Earlier this month, the White House issued a number of recommendations to help public schools reduce racial disparities in disciplinary procedures. Specifically, the White House is urging schools to reduce their use of suspensions and expulsions and move away from “zero- tolerance” policies, which have been proven to increase drop-out rates and needlessly increase the number of students who enter the criminal justice system. While these federal recommendations are welcome, the real decision-making and action must happen at the state and local levels.
In Durham, there has been much discussion on how to reduce suspensions and expulsions, which are disproportionately affecting and damaging the lives of students of color and students with disabilities.
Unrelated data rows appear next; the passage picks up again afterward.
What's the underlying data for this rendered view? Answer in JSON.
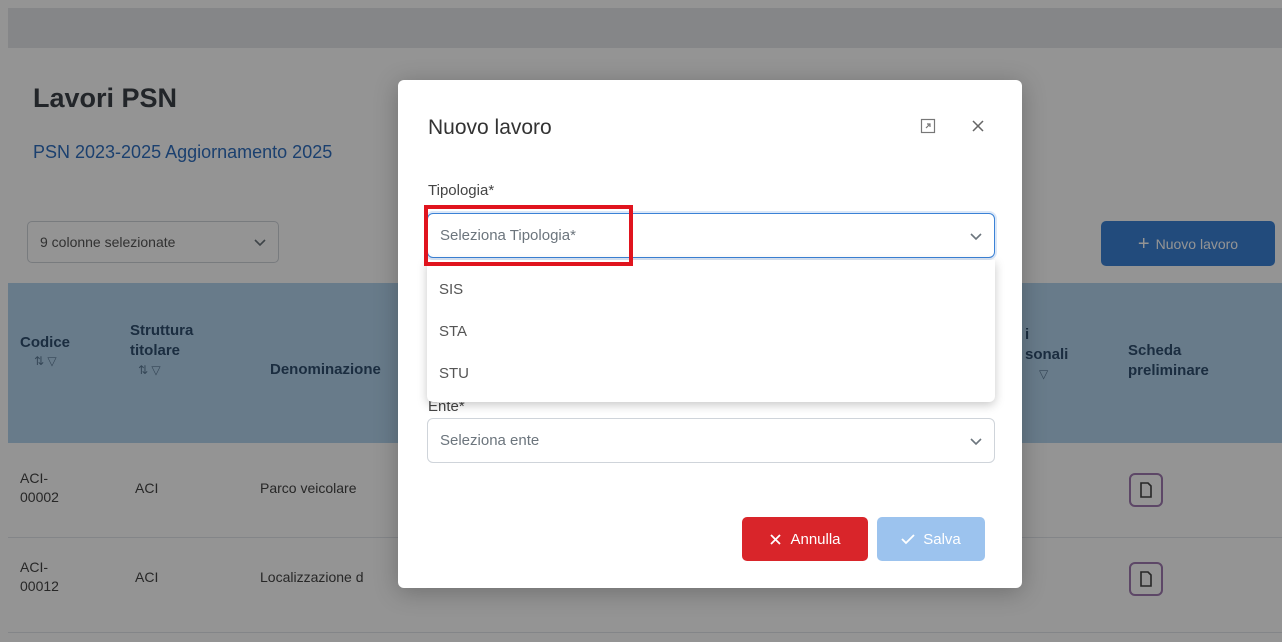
{
  "page": {
    "title": "Lavori PSN",
    "subtitle": "PSN 2023-2025 Aggiornamento 2025"
  },
  "toolbar": {
    "columns_select_label": "9 colonne selezionate",
    "new_button_label": "Nuovo lavoro"
  },
  "table": {
    "headers": {
      "code": "Codice",
      "structure": "Struttura titolare",
      "name": "Denominazione",
      "personal": "sonali",
      "personal_prefix": "i",
      "scheda": "Scheda preliminare"
    },
    "rows": [
      {
        "code": "ACI-00002",
        "structure": "ACI",
        "name": "Parco veicolare"
      },
      {
        "code": "ACI-00012",
        "structure": "ACI",
        "name": "Localizzazione d"
      }
    ]
  },
  "modal": {
    "title": "Nuovo lavoro",
    "tipologia": {
      "label": "Tipologia*",
      "placeholder": "Seleziona Tipologia*",
      "options": [
        "SIS",
        "STA",
        "STU"
      ]
    },
    "ente": {
      "label": "Ente*",
      "placeholder": "Seleziona ente"
    },
    "cancel_label": "Annulla",
    "save_label": "Salva"
  },
  "colors": {
    "primary": "#3b82d6",
    "danger": "#d9252a",
    "highlight": "#e0141e",
    "table_header": "#b4d4ee"
  },
  "icons": {
    "expand": "expand-icon",
    "close": "close-icon",
    "chevron": "chevron-down-icon",
    "sort": "sort-icon",
    "filter": "filter-icon",
    "document": "document-icon",
    "plus": "plus-icon",
    "check": "check-icon",
    "times": "times-icon"
  }
}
The problem in Durham has become so bad that Legal Aid of North Carolina recently filed a Title VI complaint with the Federal Department of Education’s Office of Civil Rights.
According to their complaint, the suspension rate for black students was more than four times that of white students, and for students with disabilities almost double the rate of students without disabilities. About 1 in 7 black students was suspended, and almost 1 in 5 students with disabilities. The high rate and disproportionate impact of these suspensions is alarming.
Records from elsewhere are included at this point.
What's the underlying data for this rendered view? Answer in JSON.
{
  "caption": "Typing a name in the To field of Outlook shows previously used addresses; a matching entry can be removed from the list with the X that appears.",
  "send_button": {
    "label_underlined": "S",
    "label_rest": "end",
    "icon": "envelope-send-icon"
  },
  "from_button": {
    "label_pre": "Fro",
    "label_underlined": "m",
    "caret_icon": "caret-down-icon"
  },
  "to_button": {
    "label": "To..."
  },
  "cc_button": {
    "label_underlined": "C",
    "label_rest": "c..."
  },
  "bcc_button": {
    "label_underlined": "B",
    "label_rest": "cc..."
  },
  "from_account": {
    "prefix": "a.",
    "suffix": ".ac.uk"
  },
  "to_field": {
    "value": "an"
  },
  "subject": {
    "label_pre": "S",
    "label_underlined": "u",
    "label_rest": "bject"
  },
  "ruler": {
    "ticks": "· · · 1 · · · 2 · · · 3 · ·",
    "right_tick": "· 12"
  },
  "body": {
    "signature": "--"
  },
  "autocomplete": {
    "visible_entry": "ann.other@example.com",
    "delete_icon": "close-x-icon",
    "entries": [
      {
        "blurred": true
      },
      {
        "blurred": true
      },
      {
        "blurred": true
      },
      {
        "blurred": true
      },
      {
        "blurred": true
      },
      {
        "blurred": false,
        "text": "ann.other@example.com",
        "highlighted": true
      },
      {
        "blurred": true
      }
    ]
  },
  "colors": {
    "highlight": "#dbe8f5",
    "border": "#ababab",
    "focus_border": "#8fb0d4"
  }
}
Unfortunately, it’s not a simple problem to solve, and the increased use of suspensions is part of a larger issue referred to as the “School to Prison Pipeline” or STPP. The American Civil Liberties Union defines the STPP as “policies and practices that push our nation’s schoolchildren, especially our most at-risk children, out of classrooms and into the juvenile and criminal justice systems.”
“Zero-tolerance” and similar policies at the heart of the school-to-prison pipeline are relics of the 1990s and far too often result in mandatory punishments for minor infractions. Where students were once given detentions or other in-school punishments coupled with one-on-one counseling, Durham and other school systems have progressively used suspensions and expulsions for a wide range of minor violations of the student code of conduct. By using such an indiscriminate punishment policy, we have denied thousands of student’s access to a consistent education, and needlessly sent many of our children into the criminal justice system.
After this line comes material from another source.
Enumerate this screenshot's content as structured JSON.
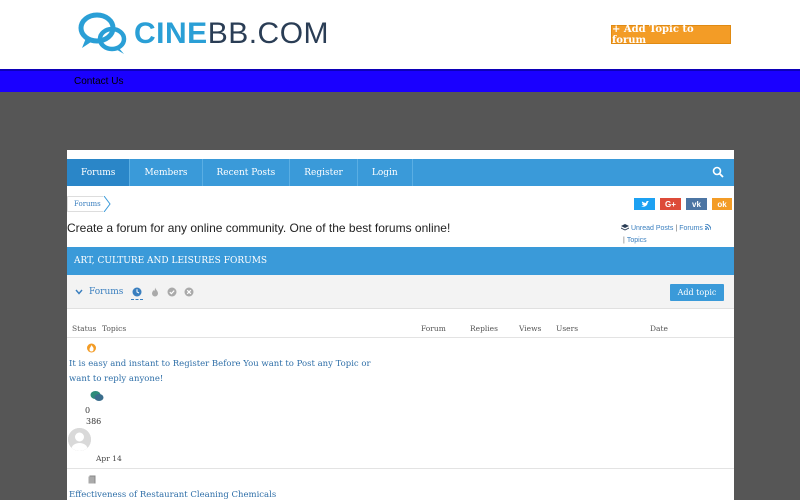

Within the Durham Public Schools Student Code of Conduct, several policies require the same punishment for minor offenses as for significantly more violent acts. For example, clothing violations or making gestures that could be construed as a “gang sign” are a Level 3 offense, the same level as threatening an act of terror. While curbing the threat of gang violence is important , these policies overreach and have unintended consequences. A student should not be thrown out of school for wearing the wrong color clothing. Removing these outdated policies would help create a rational conduct policy based on reason and compassion.
DPS has taken recent steps to address the issue. The recently opened Lakeview School provides students who are given long-term suspensions an opportunity to remain in an educational environment, and a similar program called the Second Chance Academy does the same for short-term suspensions. Both of these programs have been successful and applauded.
The issue is now one of capacity. With state funds repeatedly slashed, teachers and administrators are hard pressed to provide a quality education for students who are doing well, let alone providing highly-specialized programs for students who have been suspended. Without enough resources to do what works, no amount of planning or great ideas will solve the problem.
Regrettably, our state government has been taking resources from our public schools and exacerbating the suspensions and expulsion problem. Our teachers have been put in the incredibly difficult position of having to both care for individual student needs while still maintaining order in overcrowded, underfunded classrooms.
This spring, the North Carolina General Assembly will debate the state budget for 2015-16, and education will be a hotly debated topic. It will take a movement of committed parents and activists demanding increased funding for public schools to secure the necessary resources to expand these programs that we know work.
Action NC is working to help parents become better advocates at demanding school policy changes, and increased state funding to make those changes effective. We urge parents to attend our upcoming trainings, and everyone to build a strong school reform movement that ensures the safe and fair learning environment every North Carolina child deserves.
Gloria De Los Santos is Durham director for Action NC.